9 June 2017

The relationship between bees and flowers is one of the best examples for mutualism: the flowers get pollinated and the bees get food. Perfect, isn’t it? It is. But, sometimes bees don’t give the return service. They take the nectar without pollinating. That’s what’s called nectar robbing. It sounds quite deceiptful and not in line with the image we usually have from bees. Putting moral objections aside, this is a quite interesting behaviour. It happens when a short-tongued bee – let’s say a buff-tailed bumblebee (Bombus terrestris) – wants to get the nectar from a flower with a long corolla – let’s say a comfrey flower. This tongue is too short, but she has strong mandibles. Therefore, she might bite a hole in this flower so that even a short tongue can reach the nectaries.

Comfrey flowers are too long for short-tongued bumblebees. They help themselves by biting holes in the base of the flower, near where the nectaries are.

Nectar robbing seems to be quite common, birds, insects and sometimes also mammals do it. I recommend this excellent review by Rebecca Irwin and colleagues. Between insects, bees are the most common nectar robbers. My image of a typical bee doing it is B. terrestris, as in the image above this post. Always when I see comfrey, delphinium, columbine or a similar flower somewhat more “reserved” than a raspberry flower I check it for holes.
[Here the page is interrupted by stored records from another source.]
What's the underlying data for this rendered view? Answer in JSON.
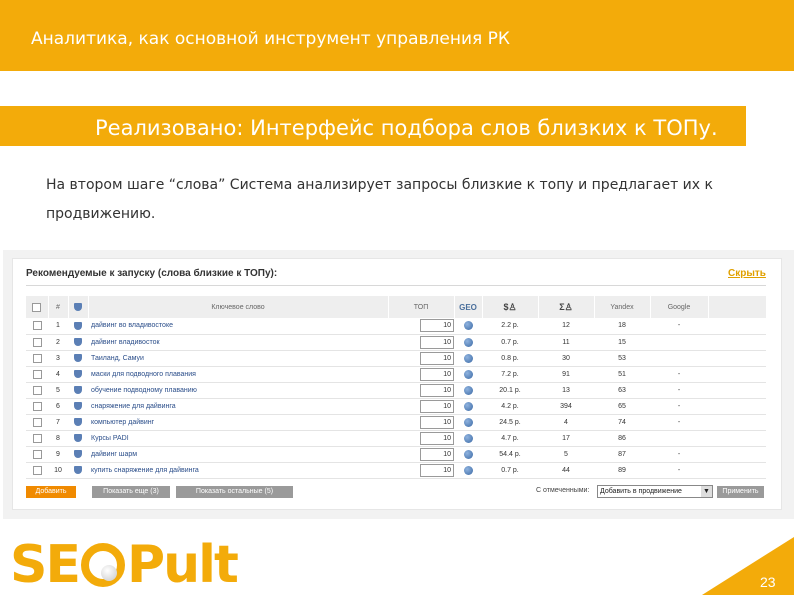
{
  "header": {
    "title": "Аналитика, как основной инструмент управления РК"
  },
  "subheader": {
    "title": "Реализовано: Интерфейс подбора слов близких к ТОПу."
  },
  "description": "На втором шаге “слова” Система анализирует запросы близкие к топу и предлагает их к продвижению.",
  "panel": {
    "title": "Рекомендуемые к запуску (слова близкие к ТОПу):",
    "hide_link": "Скрыть",
    "columns": [
      "#",
      "Ключевое слово",
      "ТОП",
      "GEO",
      "Yandex",
      "Google"
    ],
    "rows": [
      {
        "num": "1",
        "keyword": "дайвинг во владивостоке",
        "top": "10",
        "price": "2.2 р.",
        "c1": "12",
        "yandex": "18",
        "google": "-"
      },
      {
        "num": "2",
        "keyword": "дайвинг владивосток",
        "top": "10",
        "price": "0.7 р.",
        "c1": "11",
        "yandex": "15",
        "google": ""
      },
      {
        "num": "3",
        "keyword": "Таиланд, Самуи",
        "top": "10",
        "price": "0.8 р.",
        "c1": "30",
        "yandex": "53",
        "google": ""
      },
      {
        "num": "4",
        "keyword": "маски для подводного плавания",
        "top": "10",
        "price": "7.2 р.",
        "c1": "91",
        "yandex": "51",
        "google": "-"
      },
      {
        "num": "5",
        "keyword": "обучение подводному плаванию",
        "top": "10",
        "price": "20.1 р.",
        "c1": "13",
        "yandex": "63",
        "google": "-"
      },
      {
        "num": "6",
        "keyword": "снаряжение для дайвинга",
        "top": "10",
        "price": "4.2 р.",
        "c1": "394",
        "yandex": "65",
        "google": "-"
      },
      {
        "num": "7",
        "keyword": "компьютер дайвинг",
        "top": "10",
        "price": "24.5 р.",
        "c1": "4",
        "yandex": "74",
        "google": "-"
      },
      {
        "num": "8",
        "keyword": "Курсы PADI",
        "top": "10",
        "price": "4.7 р.",
        "c1": "17",
        "yandex": "86",
        "google": ""
      },
      {
        "num": "9",
        "keyword": "дайвинг шарм",
        "top": "10",
        "price": "54.4 р.",
        "c1": "5",
        "yandex": "87",
        "google": "-"
      },
      {
        "num": "10",
        "keyword": "купить снаряжение для дайвинга",
        "top": "10",
        "price": "0.7 р.",
        "c1": "44",
        "yandex": "89",
        "google": "-"
      }
    ],
    "btn_add": "Добавить",
    "btn_show": "Показать еще (3)",
    "btn_show_all": "Показать остальные (5)",
    "selected_label": "С отмеченными:",
    "selected_value": "Добавить в продвижение",
    "apply_button": "Применить"
  },
  "footer": {
    "logo": "SEOPult",
    "page_number": "23"
  },
  "colors": {
    "accent": "#f3ab0a",
    "button_orange": "#f08a00"
  },
  "icons": [
    "shield-icon",
    "globe-icon",
    "checkbox"
  ]
}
One of the weird activities that make people stare at me. Comfrey very often has them, they must have lots of delicious nectar that make short-tongued bees fancy it. It is usually visited by long-tongues bees, like garden bumblebees.

The legitimate way of visiting comfrey. Garden bumblebees have very long tongues and also narrow heads. Ideal pollinators for “reserved” flowers.

Nectar robbing from a bee’s perspective…

After the primary robber has made the hole, also other bees visit it to get their piece of the cake. I have mostly seen honey bees doing that, but the other day I saw something that really amazed me. I have a delphinium on my terrace, which is a typical flower for being robbed. It still has no holes, but there was a early bumblebee flying around the base of the still closed flowers. Cheeky little thing! This species isn’t a primary robber, but apparently she knew that there may be an easy way to get some nectar. Never seen that before. I will continue checking this plant. Buff-tailed bumblebees are quite common on my terrace.

Buff-tailed bumble legitemately visiting knapweed. It’s the type of flower they usually feed on.

Though it is common, nectar robbing intrigues me. Apparently the bees’ behaviour shifts to robbing more easily if there is competition for nectar. But for this mentioned early bumble there would have been plenty of open flowers both on my terrace and the neighbour’s garden. Why checking a closed bud for holes? Is it better to be the very first to sip on a flower’s nectar? Is delphinium or comfrey nectar special – by caloric content or secondary metabolites that may help against parasites? There are still many open questions, and many of them refer to the bees’ perspective, as Irwin and her coauthors point out:

  • Is there a fitness benefit of nectar robbing?
  • Why do some pollinators switch between legitemately feeding and nectar robbing and others don’t?
  • Is there a trade-off for “honest” versus robbing behaviour?
  • Do social bees steal more frequently than solitary bees?
  • Is robbing learned or innate?

The last question intrigues me most, after seeing this early bumblebee on my terrace…

… and from the plant’s view

At first sight the bees get all the benefits and the flowers the harm. But it’s not as easy as this. Of course, flowers produce nectar not for the robbers but for the pollinators. Their reproductive organs may be damaged, they have higher costs in compensating that nectar loss and diseases may come in. But plants are also able to defend themselves. They may thicken their calyces (that’s the green “cup” holding the base of the flower), so that it’s harder for the bees to make a hole. Or they may use chemicals to deter nectar robbing. The tissue of tobacco flowers, for instance, has more nicotine in the region where the nectaries are. Fascinating… Flowers may have these chemicals already “build in” or produce them only after being hurt.

But of course, things get even more complicated. These chemicals may deter also those pollinators which wanted to go the “right” way by the flower entrance. It may be costly for the plant to produce them. And – I like this one – bees may use these chemicals to medicate themselves. So, is this chemical defence effective?

So, there is still much to know and research, I obviously just scratched on the surface of the phenomenon. I think I will burry myself a bit in the library to see what else I can find. Unless it’s sunny and I can observe nectar robbing bumblebees on my terrace or on some nice wild flower meadow.


    • Hi Sharon, yes, that may be an assumption to make if you never heard of nectar robbing – we have this picture in our heads of bees as being pure altruistic little helpers. The thing is: Bees or other pollinators don’t care about our morals. They’re looking for food and if there’s an easier way to get it, they will do. As it often occurs, it’s a matter of balance. If all bees did just that, the system wouldn’t work. If a proportion of them does it, it “works”. It’s not a matter of invasive or native species, but of availability of resources. There’s much more to this, but it’s difficult to make an evolutionary ecology lesson in this context…

Leave a comment

Your email address will not be published. Required fields are marked *